[Entries taken from a collection]
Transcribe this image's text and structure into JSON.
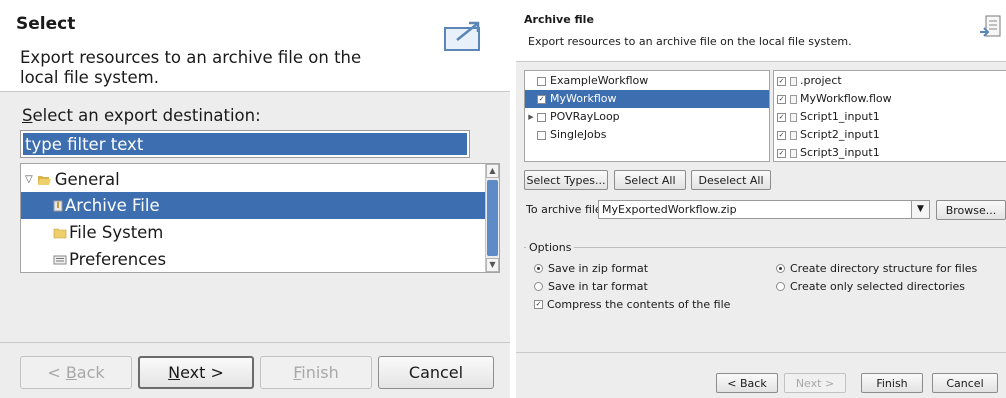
{
  "left": {
    "title": "Select",
    "description": "Export resources to an archive file on the local file system.",
    "dest_label_mnemonic": "S",
    "dest_label_rest": "elect an export destination:",
    "filter_placeholder": "type filter text",
    "tree": {
      "root": "General",
      "children": [
        "Archive File",
        "File System",
        "Preferences"
      ],
      "selected": "Archive File"
    },
    "buttons": {
      "back_prefix": "< ",
      "back_mnemonic": "B",
      "back_rest": "ack",
      "next_mnemonic": "N",
      "next_rest": "ext >",
      "finish_mnemonic": "F",
      "finish_rest": "inish",
      "cancel": "Cancel"
    }
  },
  "right": {
    "title": "Archive file",
    "description": "Export resources to an archive file on the local file system.",
    "projects": [
      {
        "name": "ExampleWorkflow",
        "checked": false,
        "expandable": false
      },
      {
        "name": "MyWorkflow",
        "checked": true,
        "expandable": false,
        "selected": true
      },
      {
        "name": "POVRayLoop",
        "checked": false,
        "expandable": true
      },
      {
        "name": "SingleJobs",
        "checked": false,
        "expandable": false
      }
    ],
    "files": [
      {
        "name": ".project",
        "checked": true
      },
      {
        "name": "MyWorkflow.flow",
        "checked": true
      },
      {
        "name": "Script1_input1",
        "checked": true
      },
      {
        "name": "Script2_input1",
        "checked": true
      },
      {
        "name": "Script3_input1",
        "checked": true
      }
    ],
    "buttons": {
      "select_types": "Select Types...",
      "select_all": "Select All",
      "deselect_all": "Deselect All",
      "browse": "Browse...",
      "back": "< Back",
      "next": "Next >",
      "finish": "Finish",
      "cancel": "Cancel"
    },
    "archive_label": "To archive file:",
    "archive_value": "MyExportedWorkflow.zip",
    "options_label": "Options",
    "options": {
      "save_zip": "Save in zip format",
      "save_tar": "Save in tar format",
      "compress": "Compress the contents of the file",
      "create_dirs": "Create directory structure for files",
      "create_selected": "Create only selected directories"
    }
  }
}
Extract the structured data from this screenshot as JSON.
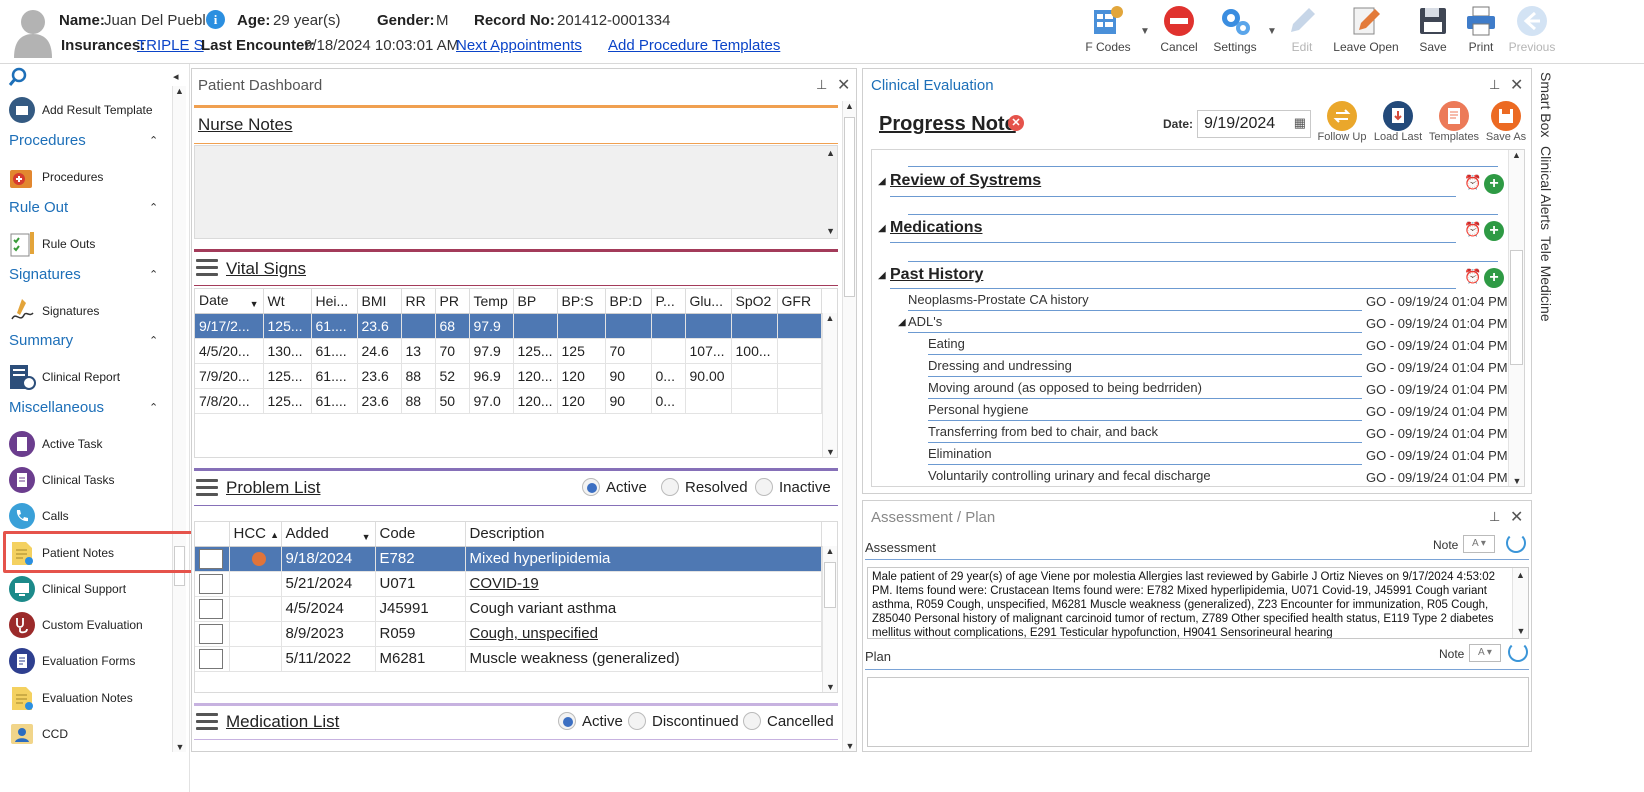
{
  "header": {
    "name_label": "Name:",
    "name": "Juan Del Pueblo",
    "age_label": "Age:",
    "age": "29 year(s)",
    "gender_label": "Gender:",
    "gender": "M",
    "record_label": "Record No:",
    "record": "201412-0001334",
    "insurance_label": "Insurances:",
    "insurance": "TRIPLE S",
    "last_encounter_label": "Last Encounter:",
    "last_encounter": "9/18/2024 10:03:01 AM",
    "next_appointments": "Next Appointments",
    "add_procedure_templates": "Add Procedure Templates"
  },
  "toolbar": {
    "fcodes": "F Codes",
    "cancel": "Cancel",
    "settings": "Settings",
    "edit": "Edit",
    "leave_open": "Leave Open",
    "save": "Save",
    "print": "Print",
    "previous": "Previous"
  },
  "sidebar": {
    "add_result_template": "Add Result Template",
    "groups": {
      "procedures": "Procedures",
      "rule_out": "Rule Out",
      "signatures": "Signatures",
      "summary": "Summary",
      "miscellaneous": "Miscellaneous"
    },
    "items": {
      "procedures": "Procedures",
      "rule_outs": "Rule Outs",
      "signatures": "Signatures",
      "clinical_report": "Clinical Report",
      "active_task": "Active Task",
      "clinical_tasks": "Clinical Tasks",
      "calls": "Calls",
      "patient_notes": "Patient Notes",
      "clinical_support": "Clinical Support",
      "custom_evaluation": "Custom Evaluation",
      "evaluation_forms": "Evaluation Forms",
      "evaluation_notes": "Evaluation Notes",
      "ccd": "CCD"
    }
  },
  "dashboard": {
    "title": "Patient Dashboard",
    "nurse_notes": "Nurse Notes",
    "vital_signs": "Vital Signs",
    "problem_list": "Problem List",
    "medication_list": "Medication List",
    "vitals": {
      "columns": [
        "Date",
        "Wt",
        "Hei...",
        "BMI",
        "RR",
        "PR",
        "Temp",
        "BP",
        "BP:S",
        "BP:D",
        "P...",
        "Glu...",
        "SpO2",
        "GFR"
      ],
      "rows": [
        [
          "9/17/2...",
          "125...",
          "61....",
          "23.6",
          "",
          "68",
          "97.9",
          "",
          "",
          "",
          "",
          "",
          "",
          ""
        ],
        [
          "4/5/20...",
          "130...",
          "61....",
          "24.6",
          "13",
          "70",
          "97.9",
          "125...",
          "125",
          "70",
          "",
          "107...",
          "100...",
          ""
        ],
        [
          "7/9/20...",
          "125...",
          "61....",
          "23.6",
          "88",
          "52",
          "96.9",
          "120...",
          "120",
          "90",
          "0...",
          "90.00",
          "",
          ""
        ],
        [
          "7/8/20...",
          "125...",
          "61....",
          "23.6",
          "88",
          "50",
          "97.0",
          "120...",
          "120",
          "90",
          "0...",
          "",
          "",
          ""
        ]
      ]
    },
    "problem_filters": {
      "active": "Active",
      "resolved": "Resolved",
      "inactive": "Inactive"
    },
    "problems": {
      "columns": [
        "HCC",
        "Added",
        "Code",
        "Description"
      ],
      "rows": [
        {
          "added": "9/18/2024",
          "code": "E782",
          "description": "Mixed hyperlipidemia"
        },
        {
          "added": "5/21/2024",
          "code": "U071",
          "description": "COVID-19"
        },
        {
          "added": "4/5/2024",
          "code": "J45991",
          "description": "Cough variant asthma"
        },
        {
          "added": "8/9/2023",
          "code": "R059",
          "description": "Cough, unspecified"
        },
        {
          "added": "5/11/2022",
          "code": "M6281",
          "description": "Muscle weakness (generalized)"
        }
      ]
    },
    "med_filters": {
      "active": "Active",
      "discontinued": "Discontinued",
      "cancelled": "Cancelled"
    }
  },
  "clinical_eval": {
    "title": "Clinical Evaluation",
    "note_title": "Progress Note",
    "date_label": "Date:",
    "date": "9/19/2024",
    "buttons": {
      "follow_up": "Follow Up",
      "load_last": "Load Last",
      "templates": "Templates",
      "save_as": "Save As"
    },
    "sections": {
      "ros": "Review of Systrems",
      "medications": "Medications",
      "past_history": "Past History"
    },
    "history": [
      {
        "label": "Neoplasms-Prostate CA history",
        "meta": "GO - 09/19/24 01:04 PM"
      },
      {
        "label": "ADL's",
        "meta": "GO - 09/19/24 01:04 PM"
      },
      {
        "label": "Eating",
        "meta": "GO - 09/19/24 01:04 PM"
      },
      {
        "label": "Dressing and undressing",
        "meta": "GO - 09/19/24 01:04 PM"
      },
      {
        "label": "Moving around (as opposed to being bedrriden)",
        "meta": "GO - 09/19/24 01:04 PM"
      },
      {
        "label": "Personal hygiene",
        "meta": "GO - 09/19/24 01:04 PM"
      },
      {
        "label": "Transferring from bed to chair, and back",
        "meta": "GO - 09/19/24 01:04 PM"
      },
      {
        "label": "Elimination",
        "meta": "GO - 09/19/24 01:04 PM"
      },
      {
        "label": "Voluntarily controlling urinary and fecal discharge",
        "meta": "GO - 09/19/24 01:04 PM"
      }
    ]
  },
  "assessment_plan": {
    "title": "Assessment / Plan",
    "assessment_label": "Assessment",
    "note_label": "Note",
    "assessment_text": "Male patient of 29 year(s) of age Viene por molestia     Allergies last reviewed by Gabirle J Ortiz Nieves on 9/17/2024 4:53:02 PM.    Items found were:  Crustacean  Items found were:  E782 Mixed hyperlipidemia, U071 Covid-19, J45991 Cough variant asthma, R059 Cough, unspecified, M6281 Muscle weakness (generalized), Z23 Encounter for immunization, R05 Cough, Z85040 Personal history of malignant carcinoid tumor of rectum, Z789 Other specified health status, E119 Type 2 diabetes mellitus without complications, E291 Testicular hypofunction, H9041 Sensorineural hearing",
    "plan_label": "Plan"
  },
  "side_tabs": {
    "smart_box": "Smart Box",
    "clinical_alerts": "Clinical Alerts",
    "tele_medicine": "Tele Medicine"
  },
  "colors": {
    "accent_blue": "#1d6fb8",
    "selected_row": "#4e78b3",
    "highlight_red": "#e5534b",
    "orange_rule": "#f0a050",
    "maroon_rule": "#a33b5a",
    "purple_rule": "#8670b8"
  }
}
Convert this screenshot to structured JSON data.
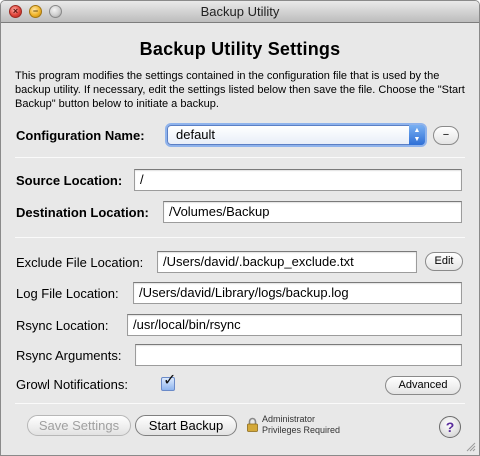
{
  "window": {
    "title": "Backup Utility"
  },
  "heading": "Backup Utility Settings",
  "description": "This program modifies the settings contained in the configuration file that is used by the backup utility.  If necessary, edit the settings listed below then save the file. Choose the \"Start Backup\" button below to initiate a backup.",
  "config": {
    "label": "Configuration Name:",
    "selected": "default",
    "remove_button": "−"
  },
  "source": {
    "label": "Source Location:",
    "value": "/"
  },
  "destination": {
    "label": "Destination Location:",
    "value": "/Volumes/Backup"
  },
  "exclude": {
    "label": "Exclude File Location:",
    "value": "/Users/david/.backup_exclude.txt",
    "edit_button": "Edit"
  },
  "log": {
    "label": "Log File Location:",
    "value": "/Users/david/Library/logs/backup.log"
  },
  "rsync": {
    "label": "Rsync Location:",
    "value": "/usr/local/bin/rsync"
  },
  "rsync_args": {
    "label": "Rsync Arguments:",
    "value": ""
  },
  "growl": {
    "label": "Growl Notifications:",
    "checked": true
  },
  "advanced_button": "Advanced",
  "footer": {
    "save_button": "Save Settings",
    "start_button": "Start Backup",
    "admin_line1": "Administrator",
    "admin_line2": "Privileges Required",
    "help_button": "?"
  },
  "colors": {
    "window_bg": "#e8e8e8",
    "focus_ring": "#8fb3ec",
    "popup_arrow": "#2f6fd6",
    "help_glyph": "#5a2d9c"
  },
  "icons": [
    "close-button-icon",
    "minimize-button-icon",
    "zoom-button-icon",
    "popup-arrows-icon",
    "checkmark-icon",
    "lock-icon",
    "help-icon",
    "resize-grip-icon"
  ]
}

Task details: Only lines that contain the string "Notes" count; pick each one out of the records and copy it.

Output of the exercise:
      "patient_notes": "Patient Notes",
      "evaluation_notes": "Evaluation Notes",
    "nurse_notes": "Nurse Notes",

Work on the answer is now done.